The vision of Web5 is similar to that of Web3. However, there are a few key differences. With Web3 applications, logic in the form of smart contracts is deployed onto a public blockchain like Ethereum. This is why Web3’s applications are referred to as decentralized applications — short dApps — as their backend code resides on a decentralized network consisting of a public blockchain.
In Web5, there are decentralized web applications (DWAs) that are not built on the blockchain and they can interact with decentralized web nodes (DWNs) that form a peer-to-peer relaying network that exists independent of any public blockchain. This also means that DWAs can communicate with DWNs, whereas DWNs also communicate with each other. This communication is not reliant on any blockchain transactions.
This is different in Web3. Through dApps, users can communicate with the smart contracts on the blockchain, and every step is recorded as a transaction within the public blockchain. This also means that every action requires a transaction happening on the public blockchain or a public blockchain’s scalability solution like a Layer-2 protocol.

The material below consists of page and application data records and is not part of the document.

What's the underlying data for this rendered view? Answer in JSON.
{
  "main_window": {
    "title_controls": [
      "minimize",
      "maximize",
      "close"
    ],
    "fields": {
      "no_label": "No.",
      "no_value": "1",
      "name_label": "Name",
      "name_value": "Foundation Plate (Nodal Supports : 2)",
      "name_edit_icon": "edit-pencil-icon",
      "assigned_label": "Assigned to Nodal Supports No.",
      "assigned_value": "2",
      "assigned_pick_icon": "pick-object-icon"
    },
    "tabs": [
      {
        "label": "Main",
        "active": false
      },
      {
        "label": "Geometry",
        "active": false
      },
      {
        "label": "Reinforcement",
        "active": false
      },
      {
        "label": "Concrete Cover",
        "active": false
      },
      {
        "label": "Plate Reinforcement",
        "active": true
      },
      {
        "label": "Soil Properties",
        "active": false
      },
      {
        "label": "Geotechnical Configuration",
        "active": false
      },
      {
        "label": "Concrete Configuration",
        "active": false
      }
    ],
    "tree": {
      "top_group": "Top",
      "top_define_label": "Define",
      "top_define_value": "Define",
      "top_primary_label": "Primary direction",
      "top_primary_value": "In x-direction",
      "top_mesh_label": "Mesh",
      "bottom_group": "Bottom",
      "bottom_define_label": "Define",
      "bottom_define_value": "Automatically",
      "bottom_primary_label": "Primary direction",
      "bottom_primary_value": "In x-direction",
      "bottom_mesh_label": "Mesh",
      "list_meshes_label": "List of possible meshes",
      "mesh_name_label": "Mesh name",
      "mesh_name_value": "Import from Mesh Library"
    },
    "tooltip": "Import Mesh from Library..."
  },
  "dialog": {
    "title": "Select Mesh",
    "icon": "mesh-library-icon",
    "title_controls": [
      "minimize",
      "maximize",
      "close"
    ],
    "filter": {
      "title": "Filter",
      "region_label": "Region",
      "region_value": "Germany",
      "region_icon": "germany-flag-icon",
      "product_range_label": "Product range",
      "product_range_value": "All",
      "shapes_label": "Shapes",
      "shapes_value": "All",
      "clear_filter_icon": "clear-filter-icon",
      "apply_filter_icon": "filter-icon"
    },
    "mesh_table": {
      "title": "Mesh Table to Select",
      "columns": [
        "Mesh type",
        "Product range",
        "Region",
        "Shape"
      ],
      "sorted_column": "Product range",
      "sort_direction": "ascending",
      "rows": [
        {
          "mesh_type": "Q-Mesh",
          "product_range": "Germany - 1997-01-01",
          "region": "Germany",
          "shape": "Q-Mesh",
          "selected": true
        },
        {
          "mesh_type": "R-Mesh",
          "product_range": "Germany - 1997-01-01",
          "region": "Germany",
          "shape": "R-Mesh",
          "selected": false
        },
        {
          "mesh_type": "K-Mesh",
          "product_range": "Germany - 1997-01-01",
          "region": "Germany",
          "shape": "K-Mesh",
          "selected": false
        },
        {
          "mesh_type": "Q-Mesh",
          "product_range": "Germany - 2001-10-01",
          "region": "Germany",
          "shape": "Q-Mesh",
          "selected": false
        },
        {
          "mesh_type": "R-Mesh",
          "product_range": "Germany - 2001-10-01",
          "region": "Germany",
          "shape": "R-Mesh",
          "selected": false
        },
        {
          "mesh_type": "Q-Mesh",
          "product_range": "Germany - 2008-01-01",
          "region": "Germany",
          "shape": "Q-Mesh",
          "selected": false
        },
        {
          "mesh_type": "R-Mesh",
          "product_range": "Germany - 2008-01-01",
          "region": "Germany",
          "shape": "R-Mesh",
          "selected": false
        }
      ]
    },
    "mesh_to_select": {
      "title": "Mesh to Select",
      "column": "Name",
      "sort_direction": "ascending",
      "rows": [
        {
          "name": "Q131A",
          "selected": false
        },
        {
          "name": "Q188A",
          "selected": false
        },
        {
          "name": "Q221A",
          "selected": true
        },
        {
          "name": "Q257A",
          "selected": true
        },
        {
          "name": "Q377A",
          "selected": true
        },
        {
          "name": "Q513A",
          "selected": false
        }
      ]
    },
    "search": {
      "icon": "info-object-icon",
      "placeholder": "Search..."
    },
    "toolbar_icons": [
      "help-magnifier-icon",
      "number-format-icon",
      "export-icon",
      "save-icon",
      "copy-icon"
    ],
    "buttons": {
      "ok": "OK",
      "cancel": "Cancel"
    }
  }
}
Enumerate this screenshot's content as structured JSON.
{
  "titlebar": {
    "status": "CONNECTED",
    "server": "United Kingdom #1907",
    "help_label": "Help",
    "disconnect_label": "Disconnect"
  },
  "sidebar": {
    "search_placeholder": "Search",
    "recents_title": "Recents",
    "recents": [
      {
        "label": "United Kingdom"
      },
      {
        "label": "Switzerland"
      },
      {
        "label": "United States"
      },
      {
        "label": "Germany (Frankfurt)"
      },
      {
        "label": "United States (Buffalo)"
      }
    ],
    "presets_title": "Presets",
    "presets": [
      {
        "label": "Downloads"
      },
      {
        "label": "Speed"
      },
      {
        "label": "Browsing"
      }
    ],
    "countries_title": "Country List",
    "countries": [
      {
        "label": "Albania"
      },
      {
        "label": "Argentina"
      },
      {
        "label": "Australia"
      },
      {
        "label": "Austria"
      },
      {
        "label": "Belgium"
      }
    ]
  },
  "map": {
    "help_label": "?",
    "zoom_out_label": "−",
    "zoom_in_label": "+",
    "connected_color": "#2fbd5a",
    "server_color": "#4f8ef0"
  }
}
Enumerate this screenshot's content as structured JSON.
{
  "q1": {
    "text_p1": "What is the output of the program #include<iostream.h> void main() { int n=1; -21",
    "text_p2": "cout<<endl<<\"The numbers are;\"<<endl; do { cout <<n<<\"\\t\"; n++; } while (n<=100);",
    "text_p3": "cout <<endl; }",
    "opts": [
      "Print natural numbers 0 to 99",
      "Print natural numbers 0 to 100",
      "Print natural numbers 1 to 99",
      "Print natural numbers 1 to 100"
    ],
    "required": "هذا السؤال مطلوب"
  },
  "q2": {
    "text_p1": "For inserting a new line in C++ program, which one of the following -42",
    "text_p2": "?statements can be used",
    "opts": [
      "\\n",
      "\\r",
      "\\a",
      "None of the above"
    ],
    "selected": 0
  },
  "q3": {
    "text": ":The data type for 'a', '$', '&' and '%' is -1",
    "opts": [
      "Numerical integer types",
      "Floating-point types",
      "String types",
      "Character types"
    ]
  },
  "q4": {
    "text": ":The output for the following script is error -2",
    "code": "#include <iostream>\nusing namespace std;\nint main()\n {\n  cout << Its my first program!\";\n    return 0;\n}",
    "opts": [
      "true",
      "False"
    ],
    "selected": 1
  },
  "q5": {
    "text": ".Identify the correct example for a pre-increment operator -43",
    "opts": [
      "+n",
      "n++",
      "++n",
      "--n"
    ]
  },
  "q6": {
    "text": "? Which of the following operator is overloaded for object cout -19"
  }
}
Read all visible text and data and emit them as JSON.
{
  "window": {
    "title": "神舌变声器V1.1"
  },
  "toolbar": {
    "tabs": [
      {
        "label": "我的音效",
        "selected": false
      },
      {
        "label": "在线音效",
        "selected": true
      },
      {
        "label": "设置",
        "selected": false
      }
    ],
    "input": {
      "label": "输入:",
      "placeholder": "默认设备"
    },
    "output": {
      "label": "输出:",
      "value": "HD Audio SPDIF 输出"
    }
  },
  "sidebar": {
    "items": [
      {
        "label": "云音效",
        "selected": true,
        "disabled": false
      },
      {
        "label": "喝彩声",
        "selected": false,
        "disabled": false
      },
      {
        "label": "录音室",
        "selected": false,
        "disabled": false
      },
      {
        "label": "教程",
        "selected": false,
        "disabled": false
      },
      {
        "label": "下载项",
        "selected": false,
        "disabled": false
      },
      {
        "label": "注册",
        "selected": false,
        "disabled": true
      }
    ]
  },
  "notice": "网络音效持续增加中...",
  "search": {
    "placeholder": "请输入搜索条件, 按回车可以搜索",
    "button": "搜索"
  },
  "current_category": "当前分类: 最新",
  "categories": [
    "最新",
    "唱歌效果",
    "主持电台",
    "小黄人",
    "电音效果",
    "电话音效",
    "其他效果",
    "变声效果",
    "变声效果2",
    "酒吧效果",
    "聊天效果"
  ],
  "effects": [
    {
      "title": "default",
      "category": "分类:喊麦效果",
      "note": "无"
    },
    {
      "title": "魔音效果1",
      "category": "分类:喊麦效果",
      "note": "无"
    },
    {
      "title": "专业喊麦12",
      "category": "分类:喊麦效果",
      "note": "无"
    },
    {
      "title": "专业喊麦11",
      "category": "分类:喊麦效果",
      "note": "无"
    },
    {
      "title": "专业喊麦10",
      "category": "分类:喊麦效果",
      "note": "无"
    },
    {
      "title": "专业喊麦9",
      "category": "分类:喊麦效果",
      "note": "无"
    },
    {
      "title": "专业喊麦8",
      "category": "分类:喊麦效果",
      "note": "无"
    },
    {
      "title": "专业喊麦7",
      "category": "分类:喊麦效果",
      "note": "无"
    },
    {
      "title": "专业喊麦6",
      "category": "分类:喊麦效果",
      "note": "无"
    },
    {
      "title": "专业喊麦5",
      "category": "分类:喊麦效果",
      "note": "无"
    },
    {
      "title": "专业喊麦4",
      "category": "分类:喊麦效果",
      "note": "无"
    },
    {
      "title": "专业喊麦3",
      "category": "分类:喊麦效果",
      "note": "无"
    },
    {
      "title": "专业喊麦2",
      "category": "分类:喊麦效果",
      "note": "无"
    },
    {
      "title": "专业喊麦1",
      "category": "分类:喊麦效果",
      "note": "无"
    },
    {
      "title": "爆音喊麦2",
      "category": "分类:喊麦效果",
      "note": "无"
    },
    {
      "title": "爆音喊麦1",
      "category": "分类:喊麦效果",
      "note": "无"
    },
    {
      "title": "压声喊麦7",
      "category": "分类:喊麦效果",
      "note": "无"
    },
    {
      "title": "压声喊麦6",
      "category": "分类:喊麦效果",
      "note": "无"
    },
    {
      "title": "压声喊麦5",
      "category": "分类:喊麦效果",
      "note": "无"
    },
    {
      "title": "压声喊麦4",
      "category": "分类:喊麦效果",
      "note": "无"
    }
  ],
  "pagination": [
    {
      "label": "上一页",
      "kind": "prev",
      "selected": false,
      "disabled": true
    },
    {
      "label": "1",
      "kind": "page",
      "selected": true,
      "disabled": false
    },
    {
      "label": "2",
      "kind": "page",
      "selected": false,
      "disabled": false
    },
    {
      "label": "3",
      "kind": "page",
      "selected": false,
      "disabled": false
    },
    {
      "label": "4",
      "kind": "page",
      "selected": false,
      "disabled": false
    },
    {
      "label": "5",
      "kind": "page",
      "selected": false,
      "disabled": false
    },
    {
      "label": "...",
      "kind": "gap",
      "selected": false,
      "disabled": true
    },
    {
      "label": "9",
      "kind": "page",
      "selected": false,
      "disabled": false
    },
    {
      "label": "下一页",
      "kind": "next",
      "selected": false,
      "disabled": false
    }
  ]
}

Through fungible or non-fungible tokens, ownership of any unique asset is guaranteed. The situation is different with Web5, as no token concept exists here.
Another difference is the fact that with Web5, data is stored with the users themselves on decentralized web nodes. Web3 instead stores data with decentralized storage solutions or distributed file systems like IPFS that distribute and store the data in a peer-to-peer network.
Is Web5 Bitcoin-Centric?
The decentralized identifiers (DIDs) used in Web5 are connected to blockchain technology. As a matter of fact, the Bitcoin blockchain is being used to anchor these DIDs. However, the anchoring does not happen on Bitcoin directly. A second layer DID network called ION — originally developed by Microsoft — is used. ION runs on top of Bitcoin, storing DIDs that are anchored to Bitcoin’s blockchain. This makes ION a decentralized alternative to the internet’s DNS (domain name service) for identity identifiers.
While Web5 proponents are coalescing around Bitcoin, as its blockchain could emerge as the most secure and thus the most censorship-resistant blockchain in the long term, ION and Web5’s DID solution seems like modular components that could be anchored into another blockchain solution if deemed necessary at a later point in time.
How is Web5 evolving the web?
Currently, although Web2 allows for a great user experience, web users do not own their own data and do not control their own identity. So, the great user experience of Web2 only holds until it doesn’t. With Web5, the hope is that this is going to change. At its core, Web5 is about moving away from an internet where web users’ data is held in captivity by various application silos. By disrupting this web model, Web5 aims to make a user own their own data and control their own identity by default.
This will have concrete ramifications in the way users will experience the internet. Because data is never stored with any web application but with decentralized web nodes, a Web5 user can seamlessly switch from application to application, taking their social graph and thus their social persona with them. This type of portability is a core feature of Web5. A user should be able to identify himself on numerous applications without the need for multiple logins because the applications can query a user’s relevant data that is stored on a decentralized web node.
Following the vision of Web5 through, web applications like social media and others would be commoditized. Just as customers nowadays can switch from restaurant to restaurant in search of the best experience, users should have the straightforward option to switch between Twitter and TikTok with the same ease, thereby not losing any of their friends and followers.
Storing one’s personal data on a personal decentralized web node also has other benefits. Due to true ownership, a user does not only have more control over their data but the data is not stored with a centralized hub that presents a honey pot for attackers. Still, a user can store their preferences and settings on a decentralized web node and different apps can access the relevant data to provide the users with a customized experience according to one’s preferences and settings.